Caedmon, ” as well, contains some of this sense of contrary juxtaposition, particularly in the line for the end in the poem where the speaker displays that she “was in the home and lonesome, / both in good measure” (23-4). In the poem, the speaker (presumably a child, as she discovered early to complete what she describes doing) quietly leaves a dance for which she feels inadequate and goes to sit down amongst the bovine and other livestock in the hvalp, who “munched or stirred or had been still” (22). She remains here peacefully until a great angel of fire awakes her and draws her back to the party. It is not clear exactly what this angel should represent, or maybe if it is to be taken symbolically. What is clear, nevertheless , is the equivalent measures from the speaker’s – and Levertov’s – enthusiasm and placidity. Though not really at home inside the dance in the beginning, the presenter eventually leaves the quiet and peaceful of the barn to return right now there, and there will be a kinship between himself and the fireplace, and/or the angels, once she knows that “nothing was losing, / nothing but I, since that hand of fire as well as touched my lips” (29-31). Again, the contradiction with the two extremes in this poem both find a home within or around the speaker’s body.
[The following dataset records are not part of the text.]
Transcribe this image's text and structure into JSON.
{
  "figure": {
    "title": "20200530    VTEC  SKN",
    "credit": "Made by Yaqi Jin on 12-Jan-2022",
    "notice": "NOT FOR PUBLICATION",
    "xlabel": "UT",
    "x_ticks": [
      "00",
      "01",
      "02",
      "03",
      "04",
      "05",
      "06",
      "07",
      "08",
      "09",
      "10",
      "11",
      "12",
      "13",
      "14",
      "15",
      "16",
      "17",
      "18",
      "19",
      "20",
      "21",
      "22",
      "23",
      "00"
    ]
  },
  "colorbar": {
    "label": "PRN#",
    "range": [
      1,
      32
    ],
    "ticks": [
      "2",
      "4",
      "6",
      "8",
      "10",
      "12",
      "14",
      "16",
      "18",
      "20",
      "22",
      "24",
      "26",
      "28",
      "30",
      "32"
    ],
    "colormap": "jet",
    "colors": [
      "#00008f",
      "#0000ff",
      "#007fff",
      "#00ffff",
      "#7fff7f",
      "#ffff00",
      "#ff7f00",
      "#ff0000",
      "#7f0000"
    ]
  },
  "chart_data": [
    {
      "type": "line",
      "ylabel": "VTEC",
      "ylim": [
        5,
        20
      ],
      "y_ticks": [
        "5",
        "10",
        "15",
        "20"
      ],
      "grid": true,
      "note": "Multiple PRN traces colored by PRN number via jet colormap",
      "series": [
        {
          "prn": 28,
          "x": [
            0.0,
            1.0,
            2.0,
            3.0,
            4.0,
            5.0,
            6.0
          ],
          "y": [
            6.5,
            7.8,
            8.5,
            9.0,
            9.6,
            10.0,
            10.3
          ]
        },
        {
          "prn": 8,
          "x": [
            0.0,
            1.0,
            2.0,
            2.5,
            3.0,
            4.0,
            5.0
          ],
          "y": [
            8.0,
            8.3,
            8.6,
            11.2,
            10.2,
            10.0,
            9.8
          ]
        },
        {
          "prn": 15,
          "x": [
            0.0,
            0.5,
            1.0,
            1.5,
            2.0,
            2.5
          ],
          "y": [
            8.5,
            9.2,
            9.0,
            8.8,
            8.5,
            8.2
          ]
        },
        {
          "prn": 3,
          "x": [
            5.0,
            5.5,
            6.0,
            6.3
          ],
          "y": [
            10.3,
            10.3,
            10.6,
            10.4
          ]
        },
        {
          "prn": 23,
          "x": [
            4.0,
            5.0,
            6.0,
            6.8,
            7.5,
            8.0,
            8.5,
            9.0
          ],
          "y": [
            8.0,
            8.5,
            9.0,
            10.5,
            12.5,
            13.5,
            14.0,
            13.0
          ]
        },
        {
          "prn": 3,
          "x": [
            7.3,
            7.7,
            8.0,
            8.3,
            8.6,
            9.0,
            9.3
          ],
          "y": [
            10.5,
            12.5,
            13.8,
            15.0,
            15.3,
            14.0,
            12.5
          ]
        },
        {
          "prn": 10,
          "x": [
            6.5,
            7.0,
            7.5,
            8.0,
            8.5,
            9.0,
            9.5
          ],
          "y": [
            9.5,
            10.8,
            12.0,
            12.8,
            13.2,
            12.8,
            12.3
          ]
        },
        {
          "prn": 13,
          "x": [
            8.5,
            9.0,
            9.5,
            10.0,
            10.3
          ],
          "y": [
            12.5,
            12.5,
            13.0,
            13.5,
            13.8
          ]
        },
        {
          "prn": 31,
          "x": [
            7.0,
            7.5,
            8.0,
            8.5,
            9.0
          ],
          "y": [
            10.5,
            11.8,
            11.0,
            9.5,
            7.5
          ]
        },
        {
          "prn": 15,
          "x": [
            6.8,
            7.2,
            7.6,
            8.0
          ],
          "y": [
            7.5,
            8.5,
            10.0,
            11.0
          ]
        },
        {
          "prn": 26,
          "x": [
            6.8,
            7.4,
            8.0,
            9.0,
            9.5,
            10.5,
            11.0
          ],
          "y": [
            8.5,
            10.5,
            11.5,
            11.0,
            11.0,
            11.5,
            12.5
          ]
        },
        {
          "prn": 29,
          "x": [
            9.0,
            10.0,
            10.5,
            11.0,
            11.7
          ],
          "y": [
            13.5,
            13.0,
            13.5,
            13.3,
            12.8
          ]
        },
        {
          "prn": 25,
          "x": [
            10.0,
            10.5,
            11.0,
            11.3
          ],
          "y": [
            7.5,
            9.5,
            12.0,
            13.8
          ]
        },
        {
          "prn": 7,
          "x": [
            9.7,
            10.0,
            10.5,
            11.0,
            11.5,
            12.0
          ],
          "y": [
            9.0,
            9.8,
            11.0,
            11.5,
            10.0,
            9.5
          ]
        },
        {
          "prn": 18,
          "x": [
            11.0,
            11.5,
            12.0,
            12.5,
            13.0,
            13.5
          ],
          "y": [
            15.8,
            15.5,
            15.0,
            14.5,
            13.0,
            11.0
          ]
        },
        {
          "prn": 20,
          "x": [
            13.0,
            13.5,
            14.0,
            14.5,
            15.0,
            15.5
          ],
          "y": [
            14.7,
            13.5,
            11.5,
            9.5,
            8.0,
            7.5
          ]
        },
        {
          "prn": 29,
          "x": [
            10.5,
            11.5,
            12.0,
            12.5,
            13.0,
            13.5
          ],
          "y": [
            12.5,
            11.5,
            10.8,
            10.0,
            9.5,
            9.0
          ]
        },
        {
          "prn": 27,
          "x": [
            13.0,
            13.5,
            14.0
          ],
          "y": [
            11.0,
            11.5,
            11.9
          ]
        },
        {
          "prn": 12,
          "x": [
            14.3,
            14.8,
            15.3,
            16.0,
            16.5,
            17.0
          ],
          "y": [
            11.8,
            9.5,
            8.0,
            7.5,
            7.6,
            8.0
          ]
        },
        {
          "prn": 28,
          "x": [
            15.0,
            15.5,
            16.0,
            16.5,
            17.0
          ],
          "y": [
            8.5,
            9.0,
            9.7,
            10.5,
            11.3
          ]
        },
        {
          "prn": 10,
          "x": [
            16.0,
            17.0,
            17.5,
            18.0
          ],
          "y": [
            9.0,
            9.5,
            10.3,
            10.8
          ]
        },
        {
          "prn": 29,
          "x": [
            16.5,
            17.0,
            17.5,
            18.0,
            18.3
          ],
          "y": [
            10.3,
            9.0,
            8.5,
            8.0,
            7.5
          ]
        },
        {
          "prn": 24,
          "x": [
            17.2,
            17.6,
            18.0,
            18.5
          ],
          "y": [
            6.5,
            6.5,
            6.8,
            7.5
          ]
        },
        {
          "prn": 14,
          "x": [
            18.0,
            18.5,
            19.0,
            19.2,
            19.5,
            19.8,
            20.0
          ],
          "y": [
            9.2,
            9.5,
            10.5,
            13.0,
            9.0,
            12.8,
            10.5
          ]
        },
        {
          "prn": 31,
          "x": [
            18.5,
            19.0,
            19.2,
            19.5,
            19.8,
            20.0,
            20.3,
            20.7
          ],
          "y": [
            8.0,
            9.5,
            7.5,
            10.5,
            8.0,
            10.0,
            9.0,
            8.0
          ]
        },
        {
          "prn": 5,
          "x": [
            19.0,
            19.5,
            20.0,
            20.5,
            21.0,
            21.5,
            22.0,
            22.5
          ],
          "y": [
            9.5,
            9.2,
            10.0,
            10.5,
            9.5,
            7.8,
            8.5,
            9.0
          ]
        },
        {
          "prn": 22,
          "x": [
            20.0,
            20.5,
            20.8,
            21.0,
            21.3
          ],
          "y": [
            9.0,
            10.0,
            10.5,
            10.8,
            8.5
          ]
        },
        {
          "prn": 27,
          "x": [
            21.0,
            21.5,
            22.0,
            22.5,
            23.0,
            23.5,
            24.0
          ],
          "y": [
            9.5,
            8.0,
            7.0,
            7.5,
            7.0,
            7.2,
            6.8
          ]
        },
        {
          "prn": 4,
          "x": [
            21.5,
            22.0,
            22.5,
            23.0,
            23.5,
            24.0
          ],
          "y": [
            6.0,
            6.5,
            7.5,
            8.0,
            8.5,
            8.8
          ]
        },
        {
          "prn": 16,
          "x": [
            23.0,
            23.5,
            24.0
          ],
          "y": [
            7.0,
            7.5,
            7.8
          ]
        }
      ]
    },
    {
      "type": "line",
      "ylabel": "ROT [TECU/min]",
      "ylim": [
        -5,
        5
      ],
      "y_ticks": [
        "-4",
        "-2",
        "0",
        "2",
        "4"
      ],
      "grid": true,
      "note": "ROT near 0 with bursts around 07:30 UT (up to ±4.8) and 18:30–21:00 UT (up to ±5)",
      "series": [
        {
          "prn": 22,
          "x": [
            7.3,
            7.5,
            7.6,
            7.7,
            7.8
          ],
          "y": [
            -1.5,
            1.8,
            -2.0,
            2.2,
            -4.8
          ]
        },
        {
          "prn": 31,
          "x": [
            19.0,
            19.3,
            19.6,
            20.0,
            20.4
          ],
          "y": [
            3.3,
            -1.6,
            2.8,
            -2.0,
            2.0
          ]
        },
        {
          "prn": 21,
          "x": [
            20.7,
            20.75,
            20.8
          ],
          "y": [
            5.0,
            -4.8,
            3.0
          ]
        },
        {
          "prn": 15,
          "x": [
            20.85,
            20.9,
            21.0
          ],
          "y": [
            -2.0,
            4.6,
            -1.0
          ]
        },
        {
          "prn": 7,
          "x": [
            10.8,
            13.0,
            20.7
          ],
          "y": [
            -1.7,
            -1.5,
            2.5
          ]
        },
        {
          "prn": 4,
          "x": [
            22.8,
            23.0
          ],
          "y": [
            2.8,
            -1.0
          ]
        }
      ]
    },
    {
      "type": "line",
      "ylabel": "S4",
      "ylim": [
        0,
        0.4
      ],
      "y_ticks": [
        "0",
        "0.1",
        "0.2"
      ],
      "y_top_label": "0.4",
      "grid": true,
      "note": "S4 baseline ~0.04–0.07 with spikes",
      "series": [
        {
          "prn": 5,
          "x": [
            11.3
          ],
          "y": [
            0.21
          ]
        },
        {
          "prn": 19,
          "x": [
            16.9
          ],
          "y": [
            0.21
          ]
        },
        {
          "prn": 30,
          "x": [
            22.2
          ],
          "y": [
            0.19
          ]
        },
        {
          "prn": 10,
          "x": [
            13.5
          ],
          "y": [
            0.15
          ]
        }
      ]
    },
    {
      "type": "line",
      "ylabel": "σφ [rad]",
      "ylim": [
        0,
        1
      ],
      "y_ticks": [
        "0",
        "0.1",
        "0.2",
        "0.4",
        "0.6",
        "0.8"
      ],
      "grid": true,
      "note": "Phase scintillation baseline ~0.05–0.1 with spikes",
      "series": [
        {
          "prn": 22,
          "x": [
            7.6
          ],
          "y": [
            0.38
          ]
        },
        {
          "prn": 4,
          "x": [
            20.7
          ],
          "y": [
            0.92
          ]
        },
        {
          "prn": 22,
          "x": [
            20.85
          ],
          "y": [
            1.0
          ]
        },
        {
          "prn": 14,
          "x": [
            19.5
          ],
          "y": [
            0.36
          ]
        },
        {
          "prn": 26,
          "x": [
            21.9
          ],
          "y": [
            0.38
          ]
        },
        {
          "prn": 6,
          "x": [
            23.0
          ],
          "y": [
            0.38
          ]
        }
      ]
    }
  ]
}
One of the headings of Levertov’s early series is the Jacob’s Ladder, as well as the title composition from that job contains more directly faith based imagery than the other two poems mentioned here. It itself refers to the ladder to paradise which Jacob sees in a dream, that has angels equally ascending and descending. For Levertov, however , the staircase is certainly not “a factor of gleaming strand, inches but rather features stone, although angels are able to use their wings to help them climb up, “a guy climbing / must scrape his knees” (2; 16-7). She has taken what is generally considered a symbol of protection and God’s look after humanity and made it seem a daunting task that must be performed. The last line of the composition, “The composition ascends, inch could send either to the angels that brush beyond daylight hours climber, or to the climber themselves, or maybe it is an occult meaning to the elevacion of prayers, here changed into a composition (20). Regardless, it is crystal clear that this knee-scraping and therefore arduous and even embarrassing climb is important for poetic achievement.
The juxtapositions and contradictions that Levertov saw in life are reflected clearly in her poems. It truly is clear that she views her surprise for writing both a blessing and a burden, much as the girl considers the concept of God and perhaps even of sin. On the other hand, even putting this binary framework on her behalf